Yesterday was the start of the AlwaysOn Summit at Stanford, which I’ve always seen as a midsummer touchpoint for how Silicon Valley’s venture economy is doing headed into its annual August snooze (like July in northern Europe and August along the Mediterranean, the last two weeks of August are widely recognized in Silicon Valley as the times everyone on Sand Hill Road mutually agrees to take time off).
Some years there is an excitement about the hot economy, more recently it’s been shock and awe over the 2008-09 financial meltdown. But, just as the Valley climbed out of much worse ditches (nothing was worse than the slow-motion, dot-com meltdown of 2000-03, yet out of its ashes came a new bull market for tech and a Google IPO in 2004.
Today, amidst talk of double-dip recession, funds not being able to raise money (which is never true for the top-top-tier; just ask Sequoia Capital), and a return to the dismal days of down rounds, a recent rash of legitimate tech IPOs has taken hold. What’s more remarkable is that three of them have been in Los Angeles, the oft-overlooked poor stepchild to San Francisco, Silicon Valley and even San Diego when it comes to California tech hotspots. Yet here are RealD (NASDAQ: RLD), Meru Networks (MERU), and Green Dot (GDOT) – all with sizeable valuations despite the “not applicable” sign under their P/E ratios. (OK, one can quibble that Green Dot is more of a finance and retail play than tech, but it was funded by the Tech Coast Angels and Sequoia Capital and has a strong technology component in its structure.)
But if social media is the future of the Internet, and the Internet is still the future of the future, where the heck are those Facebook and Twitter IPOs? Like Google holding out for an absurdly long time past high growth and predictable profitability (so much so that the market consensus was that its $85 a share IPO was pricey; how many shares would you like to have at that entry point today?), Facebook and Twitter have virtually no pressure to go public now from their well-heeled investors. Ditto for Foursquare, which has only two million users and yet has turned down relatively astronomical offers to be acquired (and inevitably made irrelevant) by Yahoo.

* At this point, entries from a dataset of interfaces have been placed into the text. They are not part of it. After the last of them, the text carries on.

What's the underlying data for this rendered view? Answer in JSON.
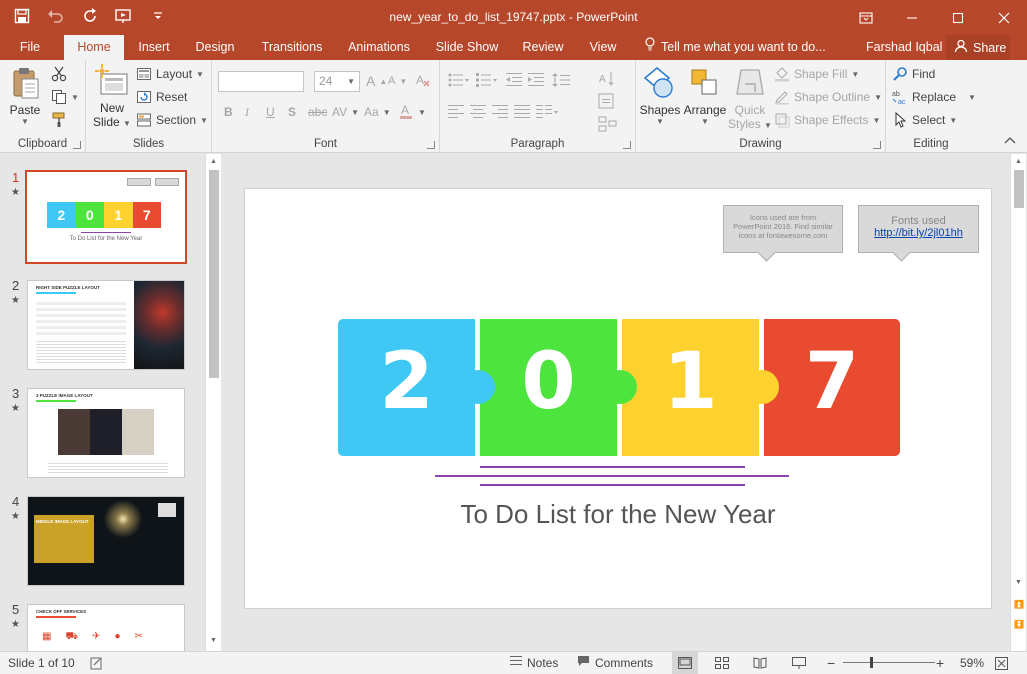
{
  "window": {
    "title": "new_year_to_do_list_19747.pptx - PowerPoint",
    "controls": [
      "ribbon-options",
      "minimize",
      "maximize",
      "close"
    ]
  },
  "tabs": [
    {
      "label": "File",
      "active": false
    },
    {
      "label": "Home",
      "active": true
    },
    {
      "label": "Insert",
      "active": false
    },
    {
      "label": "Design",
      "active": false
    },
    {
      "label": "Transitions",
      "active": false
    },
    {
      "label": "Animations",
      "active": false
    },
    {
      "label": "Slide Show",
      "active": false
    },
    {
      "label": "Review",
      "active": false
    },
    {
      "label": "View",
      "active": false
    }
  ],
  "tellme": "Tell me what you want to do...",
  "user": "Farshad Iqbal",
  "share": "Share",
  "ribbon": {
    "clipboard": {
      "label": "Clipboard",
      "paste": "Paste"
    },
    "slides": {
      "label": "Slides",
      "new_slide_1": "New",
      "new_slide_2": "Slide",
      "layout": "Layout",
      "reset": "Reset",
      "section": "Section"
    },
    "font": {
      "label": "Font",
      "font_name": "",
      "font_size": "24"
    },
    "paragraph": {
      "label": "Paragraph"
    },
    "drawing": {
      "label": "Drawing",
      "shapes": "Shapes",
      "arrange": "Arrange",
      "quick_styles_1": "Quick",
      "quick_styles_2": "Styles",
      "shape_fill": "Shape Fill",
      "shape_outline": "Shape Outline",
      "shape_effects": "Shape Effects"
    },
    "editing": {
      "label": "Editing",
      "find": "Find",
      "replace": "Replace",
      "select": "Select"
    }
  },
  "thumbnails": [
    {
      "num": "1",
      "title": "",
      "caption": "To Do List for the New Year"
    },
    {
      "num": "2",
      "title": "RIGHT SIDE PUZZLE LAYOUT"
    },
    {
      "num": "3",
      "title": "3 PUZZLE IMAGE LAYOUT"
    },
    {
      "num": "4",
      "title": "MIDDLE IMAGE LAYOUT"
    },
    {
      "num": "5",
      "title": "CHECK OFF SERVICES"
    }
  ],
  "slide": {
    "callout_icons": "Icons used are from PowerPoint 2016. Find similar icons at fontawesome.com",
    "callout_fonts_label": "Fonts used",
    "callout_fonts_link": "http://bit.ly/2jl01hh",
    "digits": [
      "2",
      "0",
      "1",
      "7"
    ],
    "piece_colors": [
      "#3fc8f4",
      "#4ee43e",
      "#fdd22f",
      "#e84b2f"
    ],
    "subtitle": "To Do List for the New Year"
  },
  "status": {
    "slide_info": "Slide 1 of 10",
    "notes": "Notes",
    "comments": "Comments",
    "zoom": "59%",
    "zoom_level": 0.59
  }
}
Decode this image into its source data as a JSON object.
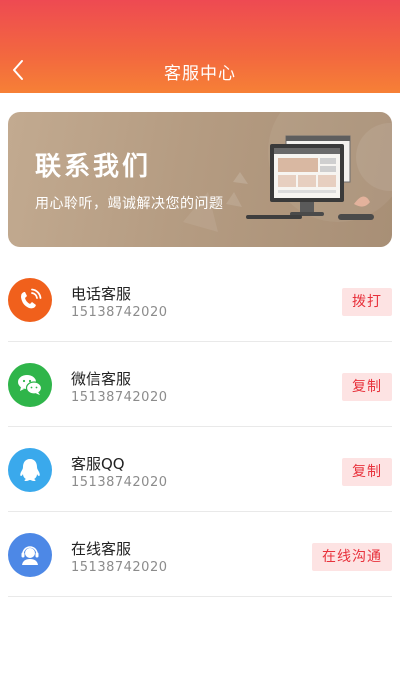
{
  "header": {
    "title": "客服中心",
    "back_icon": "chevron-left-icon"
  },
  "banner": {
    "title": "联系我们",
    "subtitle": "用心聆听，竭诚解决您的问题"
  },
  "colors": {
    "accent": "#e8323c",
    "phone": "#f0601c",
    "wechat": "#2fb54a",
    "qq": "#3aa9ec",
    "online": "#4d88e6"
  },
  "contacts": [
    {
      "name": "电话客服",
      "number": "15138742020",
      "action": "拨打",
      "icon": "phone-icon"
    },
    {
      "name": "微信客服",
      "number": "15138742020",
      "action": "复制",
      "icon": "wechat-icon"
    },
    {
      "name": "客服QQ",
      "number": "15138742020",
      "action": "复制",
      "icon": "qq-icon"
    },
    {
      "name": "在线客服",
      "number": "15138742020",
      "action": "在线沟通",
      "icon": "headset-icon"
    }
  ]
}
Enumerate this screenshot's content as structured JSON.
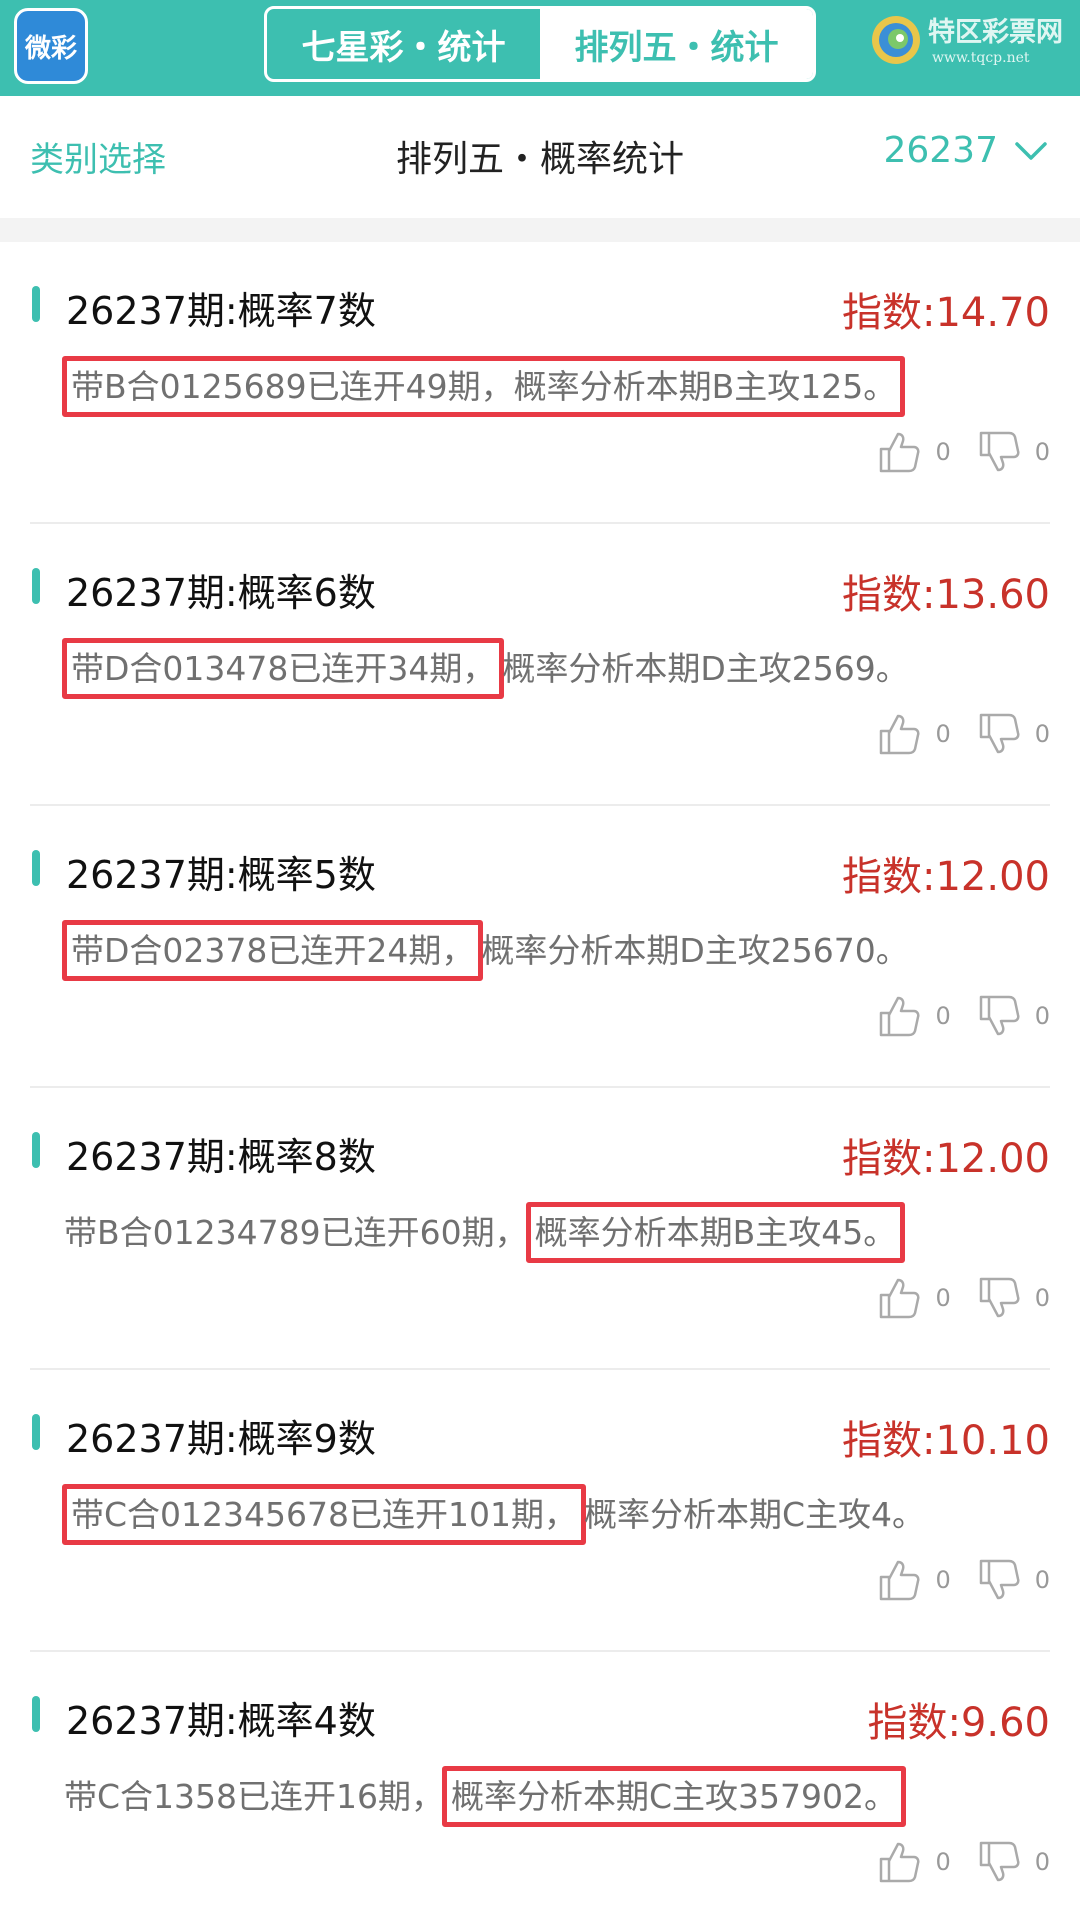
{
  "topbar": {
    "logo_text": "微彩",
    "tabs": [
      {
        "label": "七星彩・统计",
        "active": false
      },
      {
        "label": "排列五・统计",
        "active": true
      }
    ],
    "brand_name": "特区彩票网",
    "brand_url": "www.tqcp.net"
  },
  "header": {
    "category_label": "类别选择",
    "title": "排列五・概率统计",
    "issue": "26237"
  },
  "colors": {
    "accent": "#3dbfb0",
    "index_red": "#c8322a",
    "highlight_border": "#e83a45"
  },
  "cards": [
    {
      "title": "26237期:概率7数",
      "index": "指数:14.70",
      "desc_a": "",
      "desc_hl": "带B合0125689已连开49期，概率分析本期B主攻125。",
      "desc_b": "",
      "likes": "0",
      "dislikes": "0"
    },
    {
      "title": "26237期:概率6数",
      "index": "指数:13.60",
      "desc_a": "",
      "desc_hl": "带D合013478已连开34期，",
      "desc_b": "概率分析本期D主攻2569。",
      "likes": "0",
      "dislikes": "0"
    },
    {
      "title": "26237期:概率5数",
      "index": "指数:12.00",
      "desc_a": "",
      "desc_hl": "带D合02378已连开24期，",
      "desc_b": "概率分析本期D主攻25670。",
      "likes": "0",
      "dislikes": "0"
    },
    {
      "title": "26237期:概率8数",
      "index": "指数:12.00",
      "desc_a": "带B合01234789已连开60期，",
      "desc_hl": "概率分析本期B主攻45。",
      "desc_b": "",
      "likes": "0",
      "dislikes": "0"
    },
    {
      "title": "26237期:概率9数",
      "index": "指数:10.10",
      "desc_a": "",
      "desc_hl": "带C合012345678已连开101期，",
      "desc_b": "概率分析本期C主攻4。",
      "likes": "0",
      "dislikes": "0"
    },
    {
      "title": "26237期:概率4数",
      "index": "指数:9.60",
      "desc_a": "带C合1358已连开16期，",
      "desc_hl": "概率分析本期C主攻357902。",
      "desc_b": "",
      "likes": "0",
      "dislikes": "0"
    }
  ]
}
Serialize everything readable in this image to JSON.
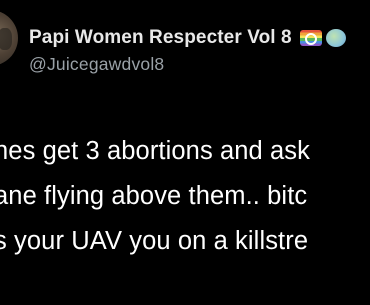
{
  "tweet": {
    "author": {
      "display_name": "Papi Women Respecter Vol 8",
      "handle": "@Juicegawdvol8",
      "avatar_icon": "profile-photo",
      "badge_icons": [
        "rainbow-flag-icon",
        "globe-emoji-icon"
      ]
    },
    "text_lines": [
      "nes get 3 abortions and ask",
      "ane flying above them.. bitc",
      "s your UAV you on a killstre"
    ]
  },
  "colors": {
    "background": "#000000",
    "name": "#e8e8e8",
    "handle": "#9aa1a7",
    "body": "#ffffff"
  }
}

The sign of a broad-based healthy market for new issues isn’t the lone player at the top. Google so dominated search that it didn’t spark a firestorm of me-too IPOs the way Netscape ignited the dot-com fever in 1995 that brought us not only the bad deals remembered by so many, but also Amazon, EBay and Yahoo. Will the inevitable IPO of Facebook in the next year or two bring on a rush to the public exits for Twitter, Hi5, Foursquare and a MySpace spin-off? Will a new passion for growth spread to hot B2B companies embracing a social structure? Perhaps the difference in whether Facebook ignites a firestorm of new retail investment among the baby and echo boomers at times in their lives they would be investing more will not be how high Facebook climbs, but whether it takes a diverse portfolio from Hi5 to Brickfish along for the ride.
Michael Terpin is the founder of SocialRadius, a social media marketing consultantcy. He began SocialRadius in 2007 and has been engaged in social media marketing campaigns since 2003 through its sister company Terpin Communications, a leading international public relations boutique. Terpin also founded Marketwire, one of the world’s largest and most comprehensive international press release newswires. Originally known as Internet Wire, Marketwire was acquired in April 2006 by Toronto-based media company, CCN Matthews, and is now owned by OMERS Capital Partners, the private equity arm of a $41 billion pension fund. Marketwire employs more than 200 people and has annual revenues of more than $70 million, with offices on four continents. Terpin holds an MFA in Creative Writing from SUNY at Buffalo and a dual bachelor degree in Newspaper Journalism and English Literature from Syracuse University. He serves as an advisor to SU’s Newhouse School of Public Communications, where he was inducted into its prestigious Wall of Fame. Terpin was a finalist in the 2000 Ernst & Young Entrepreneur of the Year Award. This piece was originally posted on his blog, at socialmediaworld.com.